Providing Local, Sustainable Food while Building Relationships- Seven Shores Community Cafe.

By Mbabazi S Shumbusho.

There’s a family friendly atmosphere when you enter this community cafe, the reception is warm and inviting. One can easily mistake it for a neighbourhood community centre. Seven Shores Community Cafe located in Waterloo, ON is striving to provide local food while building and maintaining community relationships. Ten people own this cafe; five couples to be exact who were regular customers and decided to come together to purchase the establishment from Shawn, the previous owner. In addition to the ten owners, the cafe sold shares to the community in 2015 to raise operating capital and also integrate the community into the project. The community shareholders (also known as preferred shareholders) own seventy shares but do not have any voting rights and do not partake in any decision-making. One wonders how ten owners work so well together but as co-owners Steve Tulloch and Sarah Whyte point out, having ten owners who are passionate about local food and community relationships makes it easier. Four owners currently work on the day to day running of the cafe while the remaining six owners work as advisors. To really make this work, Steve and Sarah insist that trusting one another is the key to their successful ownership and operation.

Their slogan ‘Simple, Ethical and Relational’ means good food produced using ethical practices which are local, organic using direct trade or fair trade, good living wages and maintaining a healthy relationship with the community.


Seven Shores Community Cafe

Sourcing produce is an on-going initiative but at present the cafe works with a local grassroots initiative known as sustainable markets, an online market that buys produce directly from farmers. They also have personal relationships with farmers and local suppliers. This is evident through table place cards that summarize each supplier’s story and their produce. The cards build a bridge between customers and suppliers. Steve explains that these place cards are given to customers so they know where their food is coming from. As Steve and Sarah explain, the benefits of working with local suppliers, food initiatives and farmers is that they are able to help out suppliers when they have extra produce, for example ugly produce, that is not purchased by the big institutions as it does not meet their standards. When it comes to coffee, they source their beans from South America (Peru) and Africa (Ethiopia) by working directly with the coffee producers to make sure that the coffee is fairly traded. This relationship was built by the previous owner and was adopted by the new ownership.


Table Place Card

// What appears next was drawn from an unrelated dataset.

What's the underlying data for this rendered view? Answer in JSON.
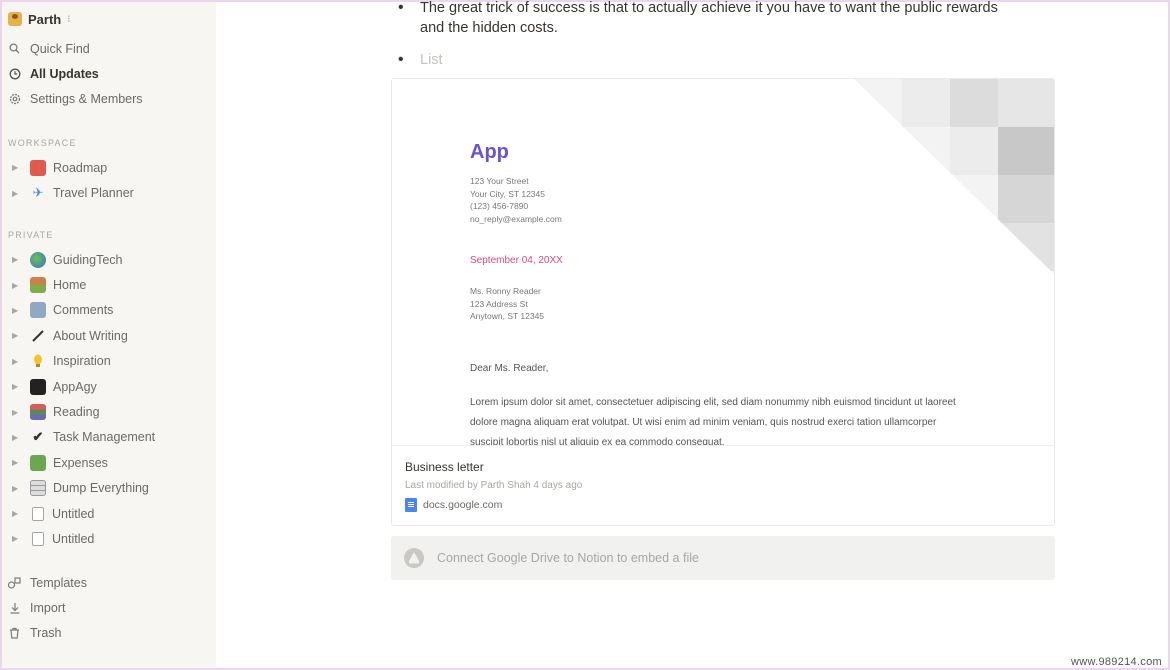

As they say in their slogan, the owners take community relationships seriously. They put a premium on building relationships with the surrounding community members and suppliers. The cafe has a community room that can be rented out at an affordable price, $25 per hour or the occupants can buy $25 equivalent of food. The community room is a space for everyone. Steve mentioned that, for example, mother and baby groups rent the space as a place to gather. The cafe is also home to a small vegetable garden run by two high school students. Once ready for harvest, the vegetables are sold at the entrance of the cafe. Not only is Seven Shores Community Cafe promoting local sustainable food but it is also helping the community learn about the importance of growing and consuming fresh local food. The owners have realized that building community relationships also comes with being socially responsible. They have hired skilled refugees so they are able to integrate into Canadian society while earning a living wage.


Vegetable garden at the entrance of the café

Seven Shores community cafe is a space where everyone can feel like they belong, where one can have a good conversation or just read a book and try out delicious local food. For more information, please visit their website

I would like to thank Seven Shores Community Cafe, Sarah Whyte & Steve Tulloch for taking their time out of their busy schedules for the interview.